When in pregnancy does Zika affect the baby?
Zika affects the development of the baby’s nerves and brain, so there is no “safe” time in pregnancy to get the virus. Luckily, not all babies born to moms with Zika are affected. Of women who contract Zika virus during their pregnancy between 1-29% of babies are affected, with even fewer (1-13%) having severe microcephaly (abnormally small head).
Will Zika spread further into the U.S.?
As an OB/GYN, this is a difficult question to answer because we really don’t know. The mosquito that transmits the virus does live in the southeast region of the U.S., so it is quite possible for it to continue to spread. However, we don’t know for sure if or when it might happen.
Should I get pregnant?
If you or your partner have recently traveled somewhere where Zika is spreading, wait 2 months after you return before trying to conceive – for men, this means using condoms for 2 months after travel. Men who were actually diagnosed with Zika infection are being advised to use condoms for 6 months.
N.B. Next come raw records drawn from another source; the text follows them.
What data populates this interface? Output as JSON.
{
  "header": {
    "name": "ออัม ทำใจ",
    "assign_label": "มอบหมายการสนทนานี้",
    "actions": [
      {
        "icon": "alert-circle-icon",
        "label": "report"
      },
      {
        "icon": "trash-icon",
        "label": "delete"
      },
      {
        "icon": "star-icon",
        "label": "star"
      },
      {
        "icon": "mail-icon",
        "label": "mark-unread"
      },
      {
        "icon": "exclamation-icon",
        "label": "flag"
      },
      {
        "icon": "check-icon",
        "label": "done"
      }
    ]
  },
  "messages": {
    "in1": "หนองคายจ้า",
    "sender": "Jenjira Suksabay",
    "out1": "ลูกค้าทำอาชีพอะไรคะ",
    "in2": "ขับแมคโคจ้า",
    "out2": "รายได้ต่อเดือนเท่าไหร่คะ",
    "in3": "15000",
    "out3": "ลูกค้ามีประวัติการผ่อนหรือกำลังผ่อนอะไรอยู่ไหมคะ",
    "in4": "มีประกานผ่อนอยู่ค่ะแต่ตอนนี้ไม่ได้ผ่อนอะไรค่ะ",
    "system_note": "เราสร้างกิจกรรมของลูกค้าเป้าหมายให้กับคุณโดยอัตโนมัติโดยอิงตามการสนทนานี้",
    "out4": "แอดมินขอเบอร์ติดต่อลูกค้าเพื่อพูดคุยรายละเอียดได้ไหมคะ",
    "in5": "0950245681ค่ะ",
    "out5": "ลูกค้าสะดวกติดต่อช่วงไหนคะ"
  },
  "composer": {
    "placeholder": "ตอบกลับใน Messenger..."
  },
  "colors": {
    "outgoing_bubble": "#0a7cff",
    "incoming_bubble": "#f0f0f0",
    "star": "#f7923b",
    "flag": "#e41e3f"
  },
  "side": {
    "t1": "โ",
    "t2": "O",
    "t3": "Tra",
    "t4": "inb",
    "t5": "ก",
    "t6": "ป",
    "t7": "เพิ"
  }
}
And, it probably goes without saying, if you or your partner are planning to travel somewhere with locally-transmitted Zika cases, you should wait until you are finished traveling to that area before getting pregnant (and then follow the timing guidelines mentioned above). You can check the WHO website for the most up to date information on where Zika has spread.
If neither you nor your partner has traveled somewhere Zika has been found, and if you’re not planning to travel, then you should be fine to conceive. The angst comes into play for those women who live in the areas of the country that are very near locally active Zika. Since we can’t know when or if it will spread further into the U.S., the decision as to whether to conceive will have to be made individually based on risks and benefits. We also have to take into account that we do not know how long Zika will continue to be active. For some women, their biological clocks have them on too tight of a schedule to “wait out” the Zika.
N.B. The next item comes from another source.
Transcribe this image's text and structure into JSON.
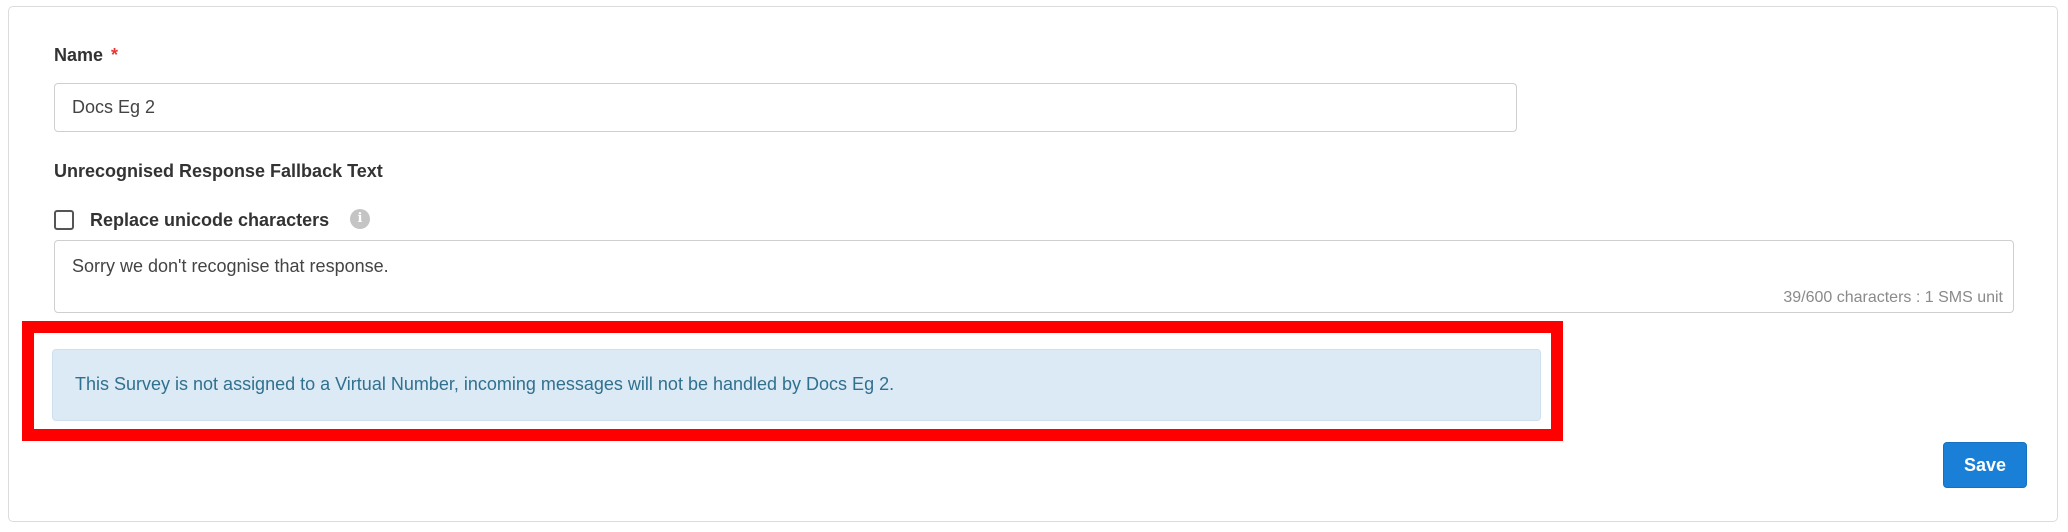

How can I protect myself?
The most important way to protect yourself is to avoid traveling to an area of active Zika infection – and that goes for your partner, too. If either, or both, of you MUST travel, then use precautions:
- Use mosquito repellent that contain: DEET, Picaridin, IR3535, Oil of Eucalyptus, Para-menthane-3,8-diol
- Wear long sleeves
- Stay indoors with screens on windows
- After returning, women should wait 2 months before trying to conceive. Men should use condoms for 2 months (6 months if they were infected with Zika)
If you are pregnant and must travel to a Zika-affected area, or if you find out that an area you traveled to within the last 3 months now has locally-transmitted Zika virus cases, then contact your doctor or local health department for a blood test.
For those not traveling to, or living in, Zika-affected areas, there’s no official word from the CDC on what precautionary measures to take. I encourage my patients here in Tennessee to make an informed decision based on the risk – and being that we are in an area where there are no documented locally-transmitted cases, the overall risk of transmission is extremely low.
Zika virus is scary and there is a lot we don’t know yet. The medical community is very concerned with how it will affect our patients, so we are following the CDC and WHO updates closely. The current best practice remains to avoid Zika-affected areas if at all possible, and if not, take the recommended precautions and follow up closely with your provider.